_ASSIGNMENT_.
Print the entries verbatim, leaving out the images they contain.

Records excerpted from a collection

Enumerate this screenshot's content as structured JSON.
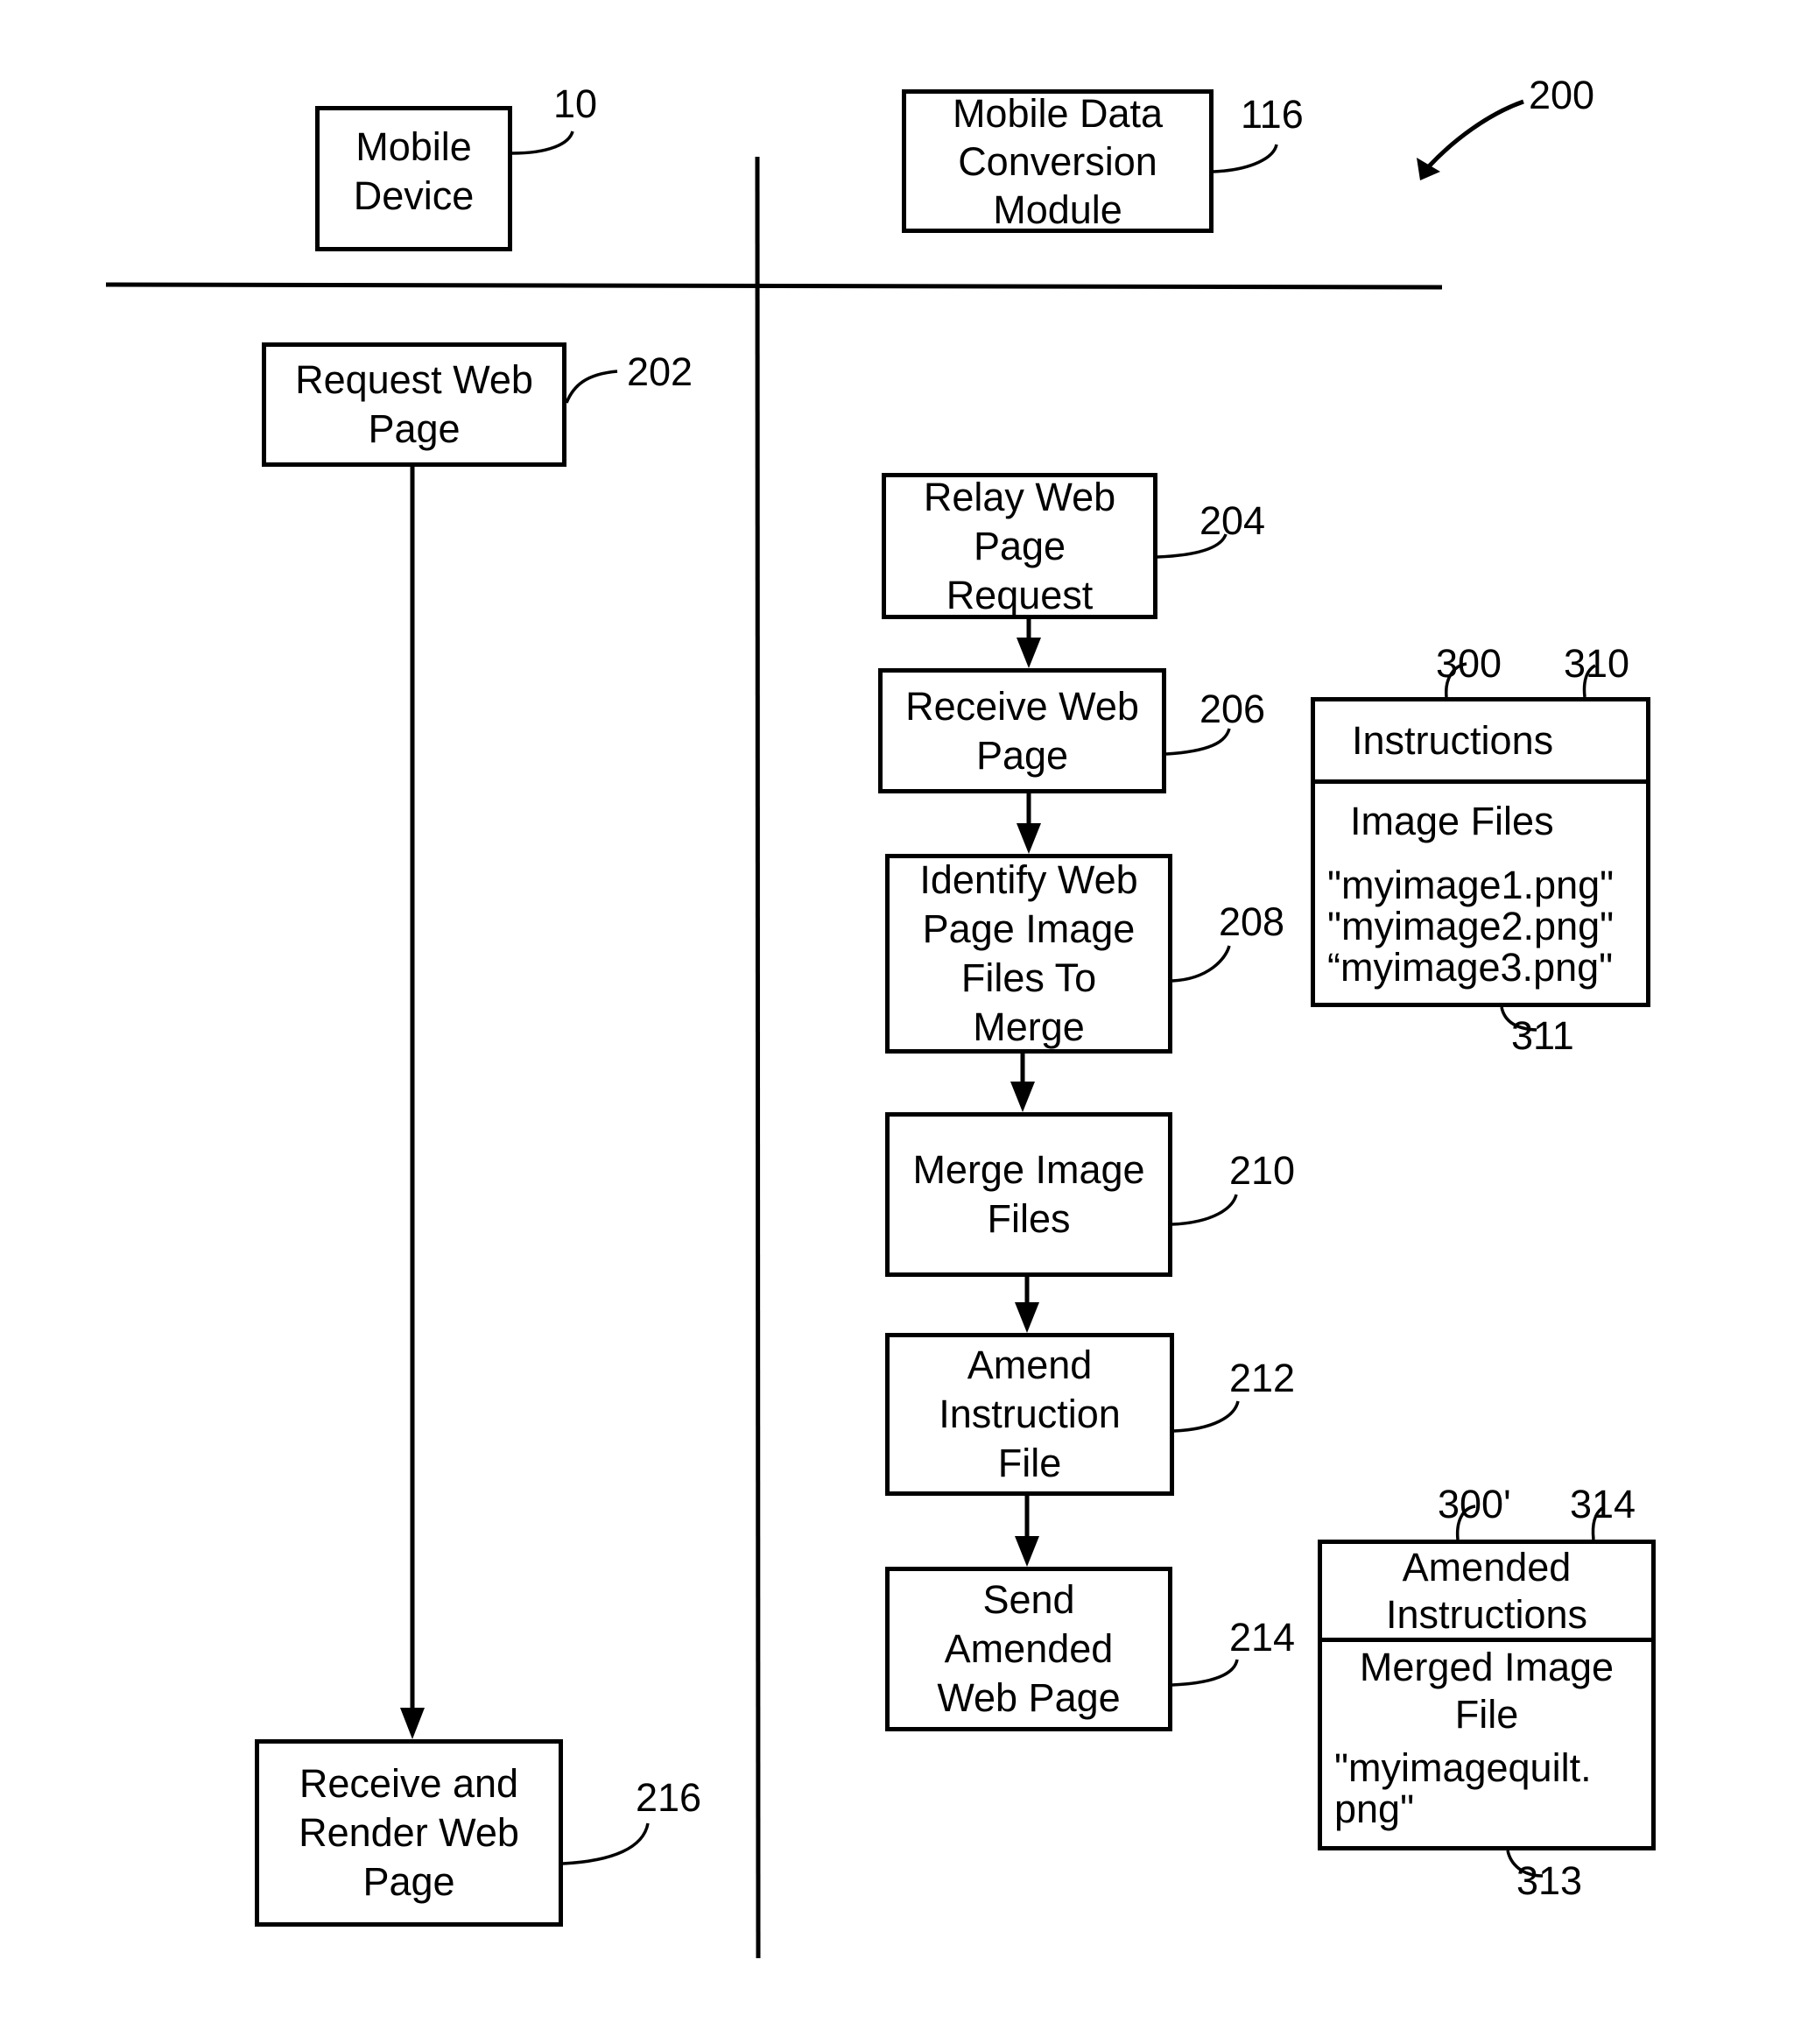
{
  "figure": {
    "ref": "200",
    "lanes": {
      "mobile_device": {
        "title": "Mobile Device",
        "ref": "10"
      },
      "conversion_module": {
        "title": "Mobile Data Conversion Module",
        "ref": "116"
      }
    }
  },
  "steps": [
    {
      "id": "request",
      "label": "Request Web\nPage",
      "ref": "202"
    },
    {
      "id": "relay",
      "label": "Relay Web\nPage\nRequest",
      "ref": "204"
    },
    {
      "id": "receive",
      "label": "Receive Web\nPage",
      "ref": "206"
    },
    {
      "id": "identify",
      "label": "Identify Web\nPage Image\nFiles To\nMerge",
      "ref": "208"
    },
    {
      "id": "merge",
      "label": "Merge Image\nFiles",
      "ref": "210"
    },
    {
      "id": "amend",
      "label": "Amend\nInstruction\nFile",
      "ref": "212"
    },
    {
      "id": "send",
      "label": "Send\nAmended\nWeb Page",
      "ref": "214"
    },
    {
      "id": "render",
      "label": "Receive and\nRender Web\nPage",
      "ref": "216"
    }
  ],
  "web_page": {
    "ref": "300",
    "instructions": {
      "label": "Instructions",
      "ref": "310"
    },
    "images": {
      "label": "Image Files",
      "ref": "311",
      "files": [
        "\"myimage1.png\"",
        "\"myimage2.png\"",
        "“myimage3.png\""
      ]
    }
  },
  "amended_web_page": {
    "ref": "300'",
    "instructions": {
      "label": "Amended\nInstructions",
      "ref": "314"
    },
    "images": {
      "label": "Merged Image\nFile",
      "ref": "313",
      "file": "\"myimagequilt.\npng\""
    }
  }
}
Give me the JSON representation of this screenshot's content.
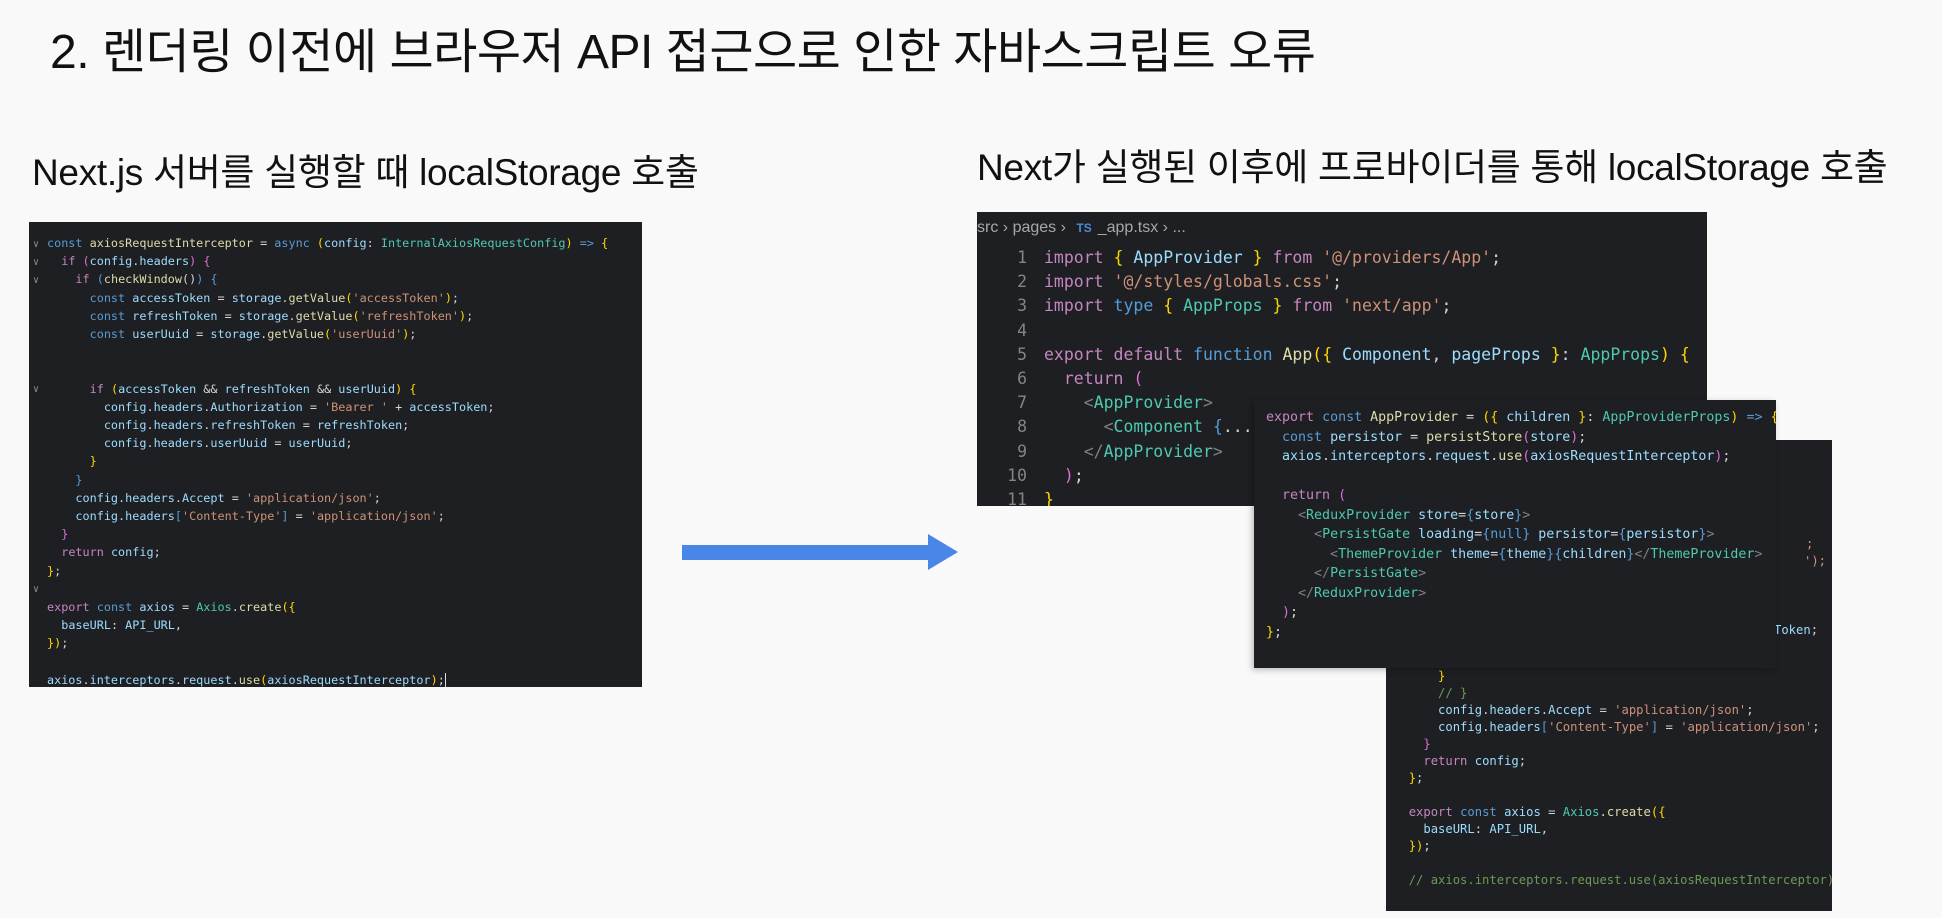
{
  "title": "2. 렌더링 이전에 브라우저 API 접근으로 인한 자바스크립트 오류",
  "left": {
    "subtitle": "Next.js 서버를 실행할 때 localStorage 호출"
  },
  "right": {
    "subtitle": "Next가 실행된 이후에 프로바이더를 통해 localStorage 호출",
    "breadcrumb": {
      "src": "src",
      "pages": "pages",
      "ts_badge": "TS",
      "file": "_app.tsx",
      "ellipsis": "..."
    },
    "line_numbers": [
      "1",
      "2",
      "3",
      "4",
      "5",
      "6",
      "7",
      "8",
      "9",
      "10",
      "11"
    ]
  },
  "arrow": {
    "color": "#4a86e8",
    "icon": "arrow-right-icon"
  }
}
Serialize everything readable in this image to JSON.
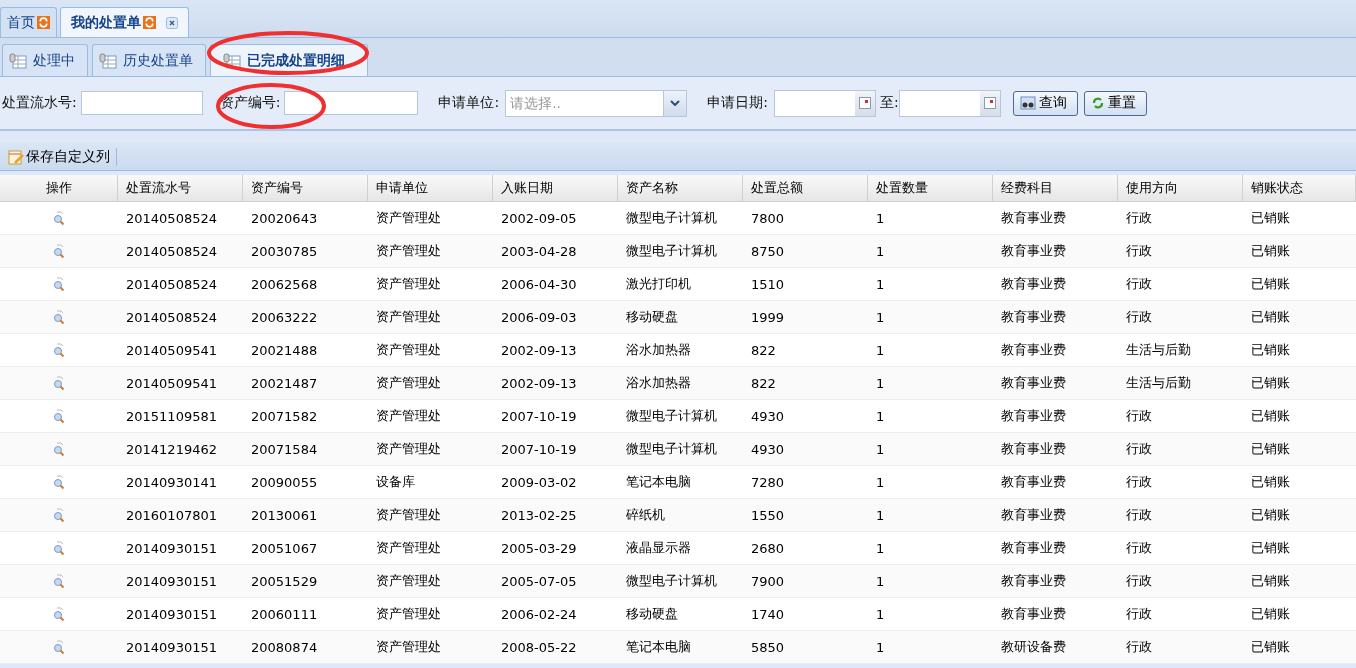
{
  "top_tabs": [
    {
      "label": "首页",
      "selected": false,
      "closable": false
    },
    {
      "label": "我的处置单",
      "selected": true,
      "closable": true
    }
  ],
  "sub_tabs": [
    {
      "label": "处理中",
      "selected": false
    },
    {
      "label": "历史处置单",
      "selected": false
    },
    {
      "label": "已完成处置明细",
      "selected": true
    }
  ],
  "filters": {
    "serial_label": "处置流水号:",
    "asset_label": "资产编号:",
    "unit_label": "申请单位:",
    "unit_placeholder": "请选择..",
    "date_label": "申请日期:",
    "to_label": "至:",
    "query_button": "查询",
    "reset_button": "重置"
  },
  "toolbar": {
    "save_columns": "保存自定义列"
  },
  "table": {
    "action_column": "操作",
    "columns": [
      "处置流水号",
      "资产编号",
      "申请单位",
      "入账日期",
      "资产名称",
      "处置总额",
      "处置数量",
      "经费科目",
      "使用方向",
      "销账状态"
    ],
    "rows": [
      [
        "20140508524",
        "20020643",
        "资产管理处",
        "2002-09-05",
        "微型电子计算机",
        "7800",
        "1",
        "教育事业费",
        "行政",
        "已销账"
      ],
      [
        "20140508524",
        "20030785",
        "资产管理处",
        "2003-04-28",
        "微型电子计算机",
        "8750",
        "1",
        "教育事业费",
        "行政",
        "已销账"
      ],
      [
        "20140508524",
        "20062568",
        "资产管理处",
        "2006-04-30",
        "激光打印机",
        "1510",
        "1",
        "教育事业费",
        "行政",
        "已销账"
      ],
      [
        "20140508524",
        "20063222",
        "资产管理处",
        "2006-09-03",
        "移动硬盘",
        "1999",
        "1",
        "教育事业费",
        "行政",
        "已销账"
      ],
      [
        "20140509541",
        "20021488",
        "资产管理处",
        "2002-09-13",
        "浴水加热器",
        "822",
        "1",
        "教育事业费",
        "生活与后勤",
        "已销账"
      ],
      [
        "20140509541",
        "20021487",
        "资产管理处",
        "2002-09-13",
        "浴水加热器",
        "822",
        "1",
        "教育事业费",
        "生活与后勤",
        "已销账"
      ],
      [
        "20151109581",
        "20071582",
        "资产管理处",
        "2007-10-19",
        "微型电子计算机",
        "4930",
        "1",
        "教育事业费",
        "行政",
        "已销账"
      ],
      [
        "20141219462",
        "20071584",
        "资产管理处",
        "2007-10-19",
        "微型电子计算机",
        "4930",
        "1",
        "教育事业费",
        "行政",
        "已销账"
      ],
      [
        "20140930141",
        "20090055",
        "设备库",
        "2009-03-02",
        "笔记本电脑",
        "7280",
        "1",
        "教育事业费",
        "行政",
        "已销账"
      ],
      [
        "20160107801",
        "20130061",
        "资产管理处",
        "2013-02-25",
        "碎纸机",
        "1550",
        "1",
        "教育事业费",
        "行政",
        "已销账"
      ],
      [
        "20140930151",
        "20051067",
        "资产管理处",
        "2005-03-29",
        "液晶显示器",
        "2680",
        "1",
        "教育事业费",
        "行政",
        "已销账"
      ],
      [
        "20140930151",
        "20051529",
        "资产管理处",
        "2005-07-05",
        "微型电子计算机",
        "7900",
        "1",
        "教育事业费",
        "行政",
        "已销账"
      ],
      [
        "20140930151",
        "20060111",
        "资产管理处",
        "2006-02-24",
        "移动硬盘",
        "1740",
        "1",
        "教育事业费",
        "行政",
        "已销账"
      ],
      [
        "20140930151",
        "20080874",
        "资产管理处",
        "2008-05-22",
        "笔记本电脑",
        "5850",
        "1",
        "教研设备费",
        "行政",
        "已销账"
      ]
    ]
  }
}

_ANSWER SECTION_.
Enumerate this screenshot's content as structured JSON.
{
  "figure": {
    "ref": "200",
    "lanes": {
      "mobile_device": {
        "title": "Mobile Device",
        "ref": "10"
      },
      "conversion_module": {
        "title": "Mobile Data Conversion Module",
        "ref": "116"
      }
    }
  },
  "steps": [
    {
      "id": "request",
      "label": "Request Web\nPage",
      "ref": "202"
    },
    {
      "id": "relay",
      "label": "Relay Web\nPage\nRequest",
      "ref": "204"
    },
    {
      "id": "receive",
      "label": "Receive Web\nPage",
      "ref": "206"
    },
    {
      "id": "identify",
      "label": "Identify Web\nPage Image\nFiles To\nMerge",
      "ref": "208"
    },
    {
      "id": "merge",
      "label": "Merge Image\nFiles",
      "ref": "210"
    },
    {
      "id": "amend",
      "label": "Amend\nInstruction\nFile",
      "ref": "212"
    },
    {
      "id": "send",
      "label": "Send\nAmended\nWeb Page",
      "ref": "214"
    },
    {
      "id": "render",
      "label": "Receive and\nRender Web\nPage",
      "ref": "216"
    }
  ],
  "web_page": {
    "ref": "300",
    "instructions": {
      "label": "Instructions",
      "ref": "310"
    },
    "images": {
      "label": "Image Files",
      "ref": "311",
      "files": [
        "\"myimage1.png\"",
        "\"myimage2.png\"",
        "“myimage3.png\""
      ]
    }
  },
  "amended_web_page": {
    "ref": "300'",
    "instructions": {
      "label": "Amended\nInstructions",
      "ref": "314"
    },
    "images": {
      "label": "Merged Image\nFile",
      "ref": "313",
      "file": "\"myimagequilt.\npng\""
    }
  }
}
Give me the JSON representation of this screenshot's content.
{
  "title": "2. 렌더링 이전에 브라우저 API 접근으로 인한 자바스크립트 오류",
  "left": {
    "subtitle": "Next.js 서버를 실행할 때 localStorage 호출"
  },
  "right": {
    "subtitle": "Next가 실행된 이후에 프로바이더를 통해 localStorage 호출",
    "breadcrumb": {
      "src": "src",
      "pages": "pages",
      "ts_badge": "TS",
      "file": "_app.tsx",
      "ellipsis": "..."
    },
    "line_numbers": [
      "1",
      "2",
      "3",
      "4",
      "5",
      "6",
      "7",
      "8",
      "9",
      "10",
      "11"
    ]
  },
  "arrow": {
    "color": "#4a86e8",
    "icon": "arrow-right-icon"
  }
}
Serialize everything readable in this image to JSON.
{
  "top_tabs": [
    {
      "label": "首页",
      "selected": false,
      "closable": false
    },
    {
      "label": "我的处置单",
      "selected": true,
      "closable": true
    }
  ],
  "sub_tabs": [
    {
      "label": "处理中",
      "selected": false
    },
    {
      "label": "历史处置单",
      "selected": false
    },
    {
      "label": "已完成处置明细",
      "selected": true
    }
  ],
  "filters": {
    "serial_label": "处置流水号:",
    "asset_label": "资产编号:",
    "unit_label": "申请单位:",
    "unit_placeholder": "请选择..",
    "date_label": "申请日期:",
    "to_label": "至:",
    "query_button": "查询",
    "reset_button": "重置"
  },
  "toolbar": {
    "save_columns": "保存自定义列"
  },
  "table": {
    "action_column": "操作",
    "columns": [
      "处置流水号",
      "资产编号",
      "申请单位",
      "入账日期",
      "资产名称",
      "处置总额",
      "处置数量",
      "经费科目",
      "使用方向",
      "销账状态"
    ],
    "rows": [
      [
        "20140508524",
        "20020643",
        "资产管理处",
        "2002-09-05",
        "微型电子计算机",
        "7800",
        "1",
        "教育事业费",
        "行政",
        "已销账"
      ],
      [
        "20140508524",
        "20030785",
        "资产管理处",
        "2003-04-28",
        "微型电子计算机",
        "8750",
        "1",
        "教育事业费",
        "行政",
        "已销账"
      ],
      [
        "20140508524",
        "20062568",
        "资产管理处",
        "2006-04-30",
        "激光打印机",
        "1510",
        "1",
        "教育事业费",
        "行政",
        "已销账"
      ],
      [
        "20140508524",
        "20063222",
        "资产管理处",
        "2006-09-03",
        "移动硬盘",
        "1999",
        "1",
        "教育事业费",
        "行政",
        "已销账"
      ],
      [
        "20140509541",
        "20021488",
        "资产管理处",
        "2002-09-13",
        "浴水加热器",
        "822",
        "1",
        "教育事业费",
        "生活与后勤",
        "已销账"
      ],
      [
        "20140509541",
        "20021487",
        "资产管理处",
        "2002-09-13",
        "浴水加热器",
        "822",
        "1",
        "教育事业费",
        "生活与后勤",
        "已销账"
      ],
      [
        "20151109581",
        "20071582",
        "资产管理处",
        "2007-10-19",
        "微型电子计算机",
        "4930",
        "1",
        "教育事业费",
        "行政",
        "已销账"
      ],
      [
        "20141219462",
        "20071584",
        "资产管理处",
        "2007-10-19",
        "微型电子计算机",
        "4930",
        "1",
        "教育事业费",
        "行政",
        "已销账"
      ],
      [
        "20140930141",
        "20090055",
        "设备库",
        "2009-03-02",
        "笔记本电脑",
        "7280",
        "1",
        "教育事业费",
        "行政",
        "已销账"
      ],
      [
        "20160107801",
        "20130061",
        "资产管理处",
        "2013-02-25",
        "碎纸机",
        "1550",
        "1",
        "教育事业费",
        "行政",
        "已销账"
      ],
      [
        "20140930151",
        "20051067",
        "资产管理处",
        "2005-03-29",
        "液晶显示器",
        "2680",
        "1",
        "教育事业费",
        "行政",
        "已销账"
      ],
      [
        "20140930151",
        "20051529",
        "资产管理处",
        "2005-07-05",
        "微型电子计算机",
        "7900",
        "1",
        "教育事业费",
        "行政",
        "已销账"
      ],
      [
        "20140930151",
        "20060111",
        "资产管理处",
        "2006-02-24",
        "移动硬盘",
        "1740",
        "1",
        "教育事业费",
        "行政",
        "已销账"
      ],
      [
        "20140930151",
        "20080874",
        "资产管理处",
        "2008-05-22",
        "笔记本电脑",
        "5850",
        "1",
        "教研设备费",
        "行政",
        "已销账"
      ]
    ]
  }
}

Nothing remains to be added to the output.